LEXINGTON, Ky. (WKYT) - Country music legend and Kentucky native Naomi Judd has died at the age of 76.
In Judd’s hometown of Ashland, folks paid tribute to her on Saturday night. Leaving flowers on the stage named for the Judds at the city’s entertainment plaza.
‘The Judds’ were to be inducted into the County Music Hall of Fame Sunday. They have been hall of famers here in the Commonwealth for 16 years now.
Those at the Kentucky Music Hall of Fame in Mount Vernon shared the ways Judd inspired generations of musicians.
“We get to sing together as the Judds, so this is an awesome night,” Naomi Judd said in a previous interview.
News of Naomi Judd’s death has rocked the nation.
“Anybody that’s in the music industry can’t help but be affected by this. They changed everything. There was such a blend of all acoustic base music, but they combined blue grass, blues and country and had their own very unique style of it. And there’s nothing better than family harmonies,” said Jeremy Edwards, the Arts and Entertainment Manager of the Kentucky Music Hall of Fame.

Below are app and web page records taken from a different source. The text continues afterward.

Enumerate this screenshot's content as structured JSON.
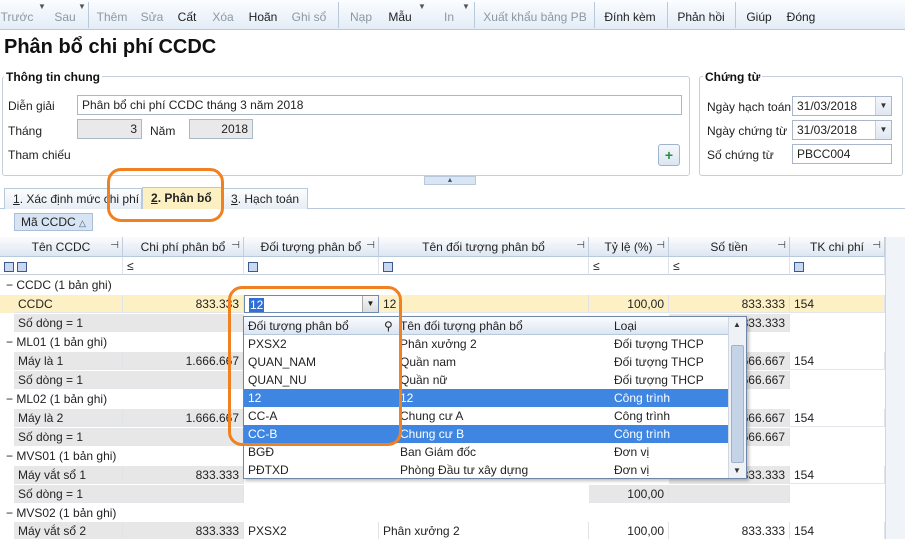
{
  "toolbar": {
    "items": [
      {
        "label": "Trước",
        "enabled": false
      },
      {
        "label": "Sau",
        "enabled": false
      },
      {
        "label": "Thêm",
        "enabled": false
      },
      {
        "label": "Sửa",
        "enabled": false
      },
      {
        "label": "Cất",
        "enabled": true
      },
      {
        "label": "Xóa",
        "enabled": false
      },
      {
        "label": "Hoãn",
        "enabled": true
      },
      {
        "label": "Ghi sổ",
        "enabled": false
      },
      {
        "label": "Nạp",
        "enabled": false
      },
      {
        "label": "Mẫu",
        "enabled": true
      },
      {
        "label": "In",
        "enabled": false
      },
      {
        "label": "Xuất khẩu bảng PB",
        "enabled": false
      },
      {
        "label": "Đính kèm",
        "enabled": true
      },
      {
        "label": "Phản hồi",
        "enabled": true
      },
      {
        "label": "Giúp",
        "enabled": true
      },
      {
        "label": "Đóng",
        "enabled": true
      }
    ]
  },
  "page_title": "Phân bổ chi phí CCDC",
  "general": {
    "title": "Thông tin chung",
    "dien_giai_label": "Diễn giải",
    "dien_giai_value": "Phân bổ chi phí CCDC tháng 3 năm 2018",
    "thang_label": "Tháng",
    "thang_value": "3",
    "nam_label": "Năm",
    "nam_value": "2018",
    "tham_chieu_label": "Tham chiếu"
  },
  "voucher": {
    "title": "Chứng từ",
    "ngay_hach_toan_label": "Ngày hạch toán",
    "ngay_hach_toan_value": "31/03/2018",
    "ngay_chung_tu_label": "Ngày chứng từ",
    "ngay_chung_tu_value": "31/03/2018",
    "so_chung_tu_label": "Số chứng từ",
    "so_chung_tu_value": "PBCC004"
  },
  "tabs": [
    {
      "num": "1",
      "label": ". Xác định mức chi phí",
      "active": false
    },
    {
      "num": "2",
      "label": ". Phân bổ",
      "active": true
    },
    {
      "num": "3",
      "label": ". Hạch toán",
      "active": false
    }
  ],
  "group_by_label": "Mã CCDC",
  "grid": {
    "columns": [
      "Tên CCDC",
      "Chi phí phân bổ",
      "Đối tượng phân bổ",
      "Tên đối tượng phân bổ",
      "Tỷ lệ (%)",
      "Số tiền",
      "TK chi phí"
    ],
    "filter_ops": [
      "■",
      "■",
      "■",
      "■",
      "≤",
      "≤",
      "■"
    ],
    "rows": [
      {
        "kind": "group",
        "text": "CCDC (1 bản ghi)"
      },
      {
        "kind": "data",
        "selected": true,
        "cells": [
          "CCDC",
          "833.333",
          "12",
          "12",
          "100,00",
          "833.333",
          "154"
        ]
      },
      {
        "kind": "sum",
        "cells": [
          "Số dòng = 1",
          "",
          "",
          "",
          "",
          "833.333",
          ""
        ]
      },
      {
        "kind": "group",
        "text": "ML01 (1 bản ghi)"
      },
      {
        "kind": "data",
        "cells": [
          "Máy là 1",
          "1.666.667",
          "",
          "",
          "",
          "1.666.667",
          "154"
        ]
      },
      {
        "kind": "sum",
        "cells": [
          "Số dòng = 1",
          "",
          "",
          "",
          "",
          "1.666.667",
          ""
        ]
      },
      {
        "kind": "group",
        "text": "ML02 (1 bản ghi)"
      },
      {
        "kind": "data",
        "cells": [
          "Máy là 2",
          "1.666.667",
          "",
          "",
          "",
          "1.666.667",
          "154"
        ]
      },
      {
        "kind": "sum",
        "cells": [
          "Số dòng = 1",
          "",
          "",
          "",
          "",
          "1.666.667",
          ""
        ]
      },
      {
        "kind": "group",
        "text": "MVS01 (1 bản ghi)"
      },
      {
        "kind": "data",
        "cells": [
          "Máy vắt sổ 1",
          "833.333",
          "",
          "",
          "",
          "833.333",
          "154"
        ]
      },
      {
        "kind": "sum",
        "cells": [
          "Số dòng = 1",
          "",
          "",
          "",
          "100,00",
          "",
          ""
        ]
      },
      {
        "kind": "group",
        "text": "MVS02 (1 bản ghi)"
      },
      {
        "kind": "data",
        "cells": [
          "Máy vắt sổ 2",
          "833.333",
          "PXSX2",
          "Phân xưởng 2",
          "100,00",
          "833.333",
          "154"
        ]
      }
    ]
  },
  "dropdown": {
    "columns": [
      "Đối tượng phân bổ",
      "Tên đối tượng phân bổ",
      "Loại"
    ],
    "rows": [
      {
        "code": "PXSX2",
        "name": "Phân xưởng 2",
        "type": "Đối tượng THCP",
        "selected": false
      },
      {
        "code": "QUAN_NAM",
        "name": "Quần nam",
        "type": "Đối tượng THCP",
        "selected": false
      },
      {
        "code": "QUAN_NU",
        "name": "Quần nữ",
        "type": "Đối tượng THCP",
        "selected": false
      },
      {
        "code": "12",
        "name": "12",
        "type": "Công trình",
        "selected": true
      },
      {
        "code": "CC-A",
        "name": "Chung cư A",
        "type": "Công trình",
        "selected": false
      },
      {
        "code": "CC-B",
        "name": "Chung cư B",
        "type": "Công trình",
        "selected": true
      },
      {
        "code": "BGĐ",
        "name": "Ban Giám đốc",
        "type": "Đơn vị",
        "selected": false
      },
      {
        "code": "PĐTXD",
        "name": "Phòng Đầu tư xây dựng",
        "type": "Đơn vị",
        "selected": false
      }
    ]
  },
  "colors": {
    "accent": "#3f86e2",
    "highlight": "#fdf0c4",
    "annotation": "#f08020"
  }
}
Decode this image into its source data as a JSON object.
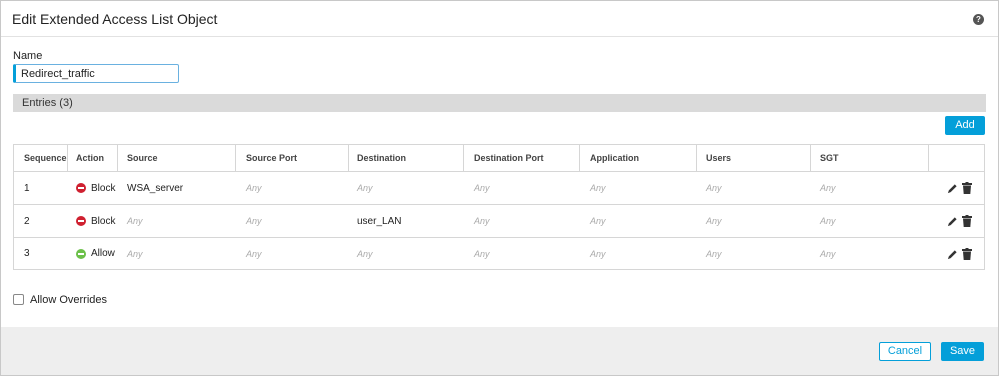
{
  "dialog": {
    "title": "Edit Extended Access List Object",
    "help_icon": "?"
  },
  "name": {
    "label": "Name",
    "value": "Redirect_traffic"
  },
  "entries": {
    "label": "Entries (3)"
  },
  "add_label": "Add",
  "table": {
    "columns": [
      "Sequence",
      "Action",
      "Source",
      "Source Port",
      "Destination",
      "Destination Port",
      "Application",
      "Users",
      "SGT"
    ],
    "rows": [
      {
        "sequence": "1",
        "action": "Block",
        "action_icon": "block-icon",
        "source": "WSA_server",
        "source_port": "Any",
        "destination": "Any",
        "destination_port": "Any",
        "application": "Any",
        "users": "Any",
        "sgt": "Any"
      },
      {
        "sequence": "2",
        "action": "Block",
        "action_icon": "block-icon",
        "source": "Any",
        "source_port": "Any",
        "destination": "user_LAN",
        "destination_port": "Any",
        "application": "Any",
        "users": "Any",
        "sgt": "Any"
      },
      {
        "sequence": "3",
        "action": "Allow",
        "action_icon": "allow-icon",
        "source": "Any",
        "source_port": "Any",
        "destination": "Any",
        "destination_port": "Any",
        "application": "Any",
        "users": "Any",
        "sgt": "Any"
      }
    ],
    "row_icons": [
      "edit-icon",
      "trash-icon"
    ]
  },
  "allow_overrides": {
    "label": "Allow Overrides",
    "checked": false
  },
  "footer": {
    "cancel_label": "Cancel",
    "save_label": "Save"
  },
  "colors": {
    "accent": "#049fd9",
    "block": "#cf2030",
    "allow": "#6cc04a",
    "entries_bar": "#dadada",
    "footer_bg": "#eeeeee"
  }
}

Family harmonies is something Jeremy Edwards, with the Kentucky Music Hall of Fame, knows well. Inspired by ‘The Judds,’ Naomi’s Grammy-winning duo with her daughter, Wynonna, Edwards and his sister grew up playing their music.
“They had to actually go through a lot of struggles to get to where they were. I think that’s inspiring, first of all, because it lets people like myself and anyone else aspiring to make music know this is possible. If you work hard enough and believe in something, you can do it.”
Before her musical career began, Naomi worked as a nurse. Then in the 1980s, Naomi and Wynona started singing together, and would go on to sell more than 20 million records, and win five Grammys. Naomi’s daughter Ashley Judd became a well-known actress herself.
But a hepatitis C diagnoses would lead Naomi to announce an early retirement from music a decade later.
Even so, it’s this story that has inspired musicians and music fans alike for the last 40 years.
“I think that’s the special thing about Kentuckians in general. You take Loretta Lynn or Tom T. Hall or any of these folks, they’re real genuine folks,” said Edwards.
Touching something beyond the music.
“Told me I had less than three years left to live. I started investigating how people become happier,” Judd said.
Edwards said Judd’s music is what will survive for decades to come.
The Judds had just announced an arena tour to start in the fall. It would have been their first in over a decade.
Copyright 2022 WKYT. All rights reserved.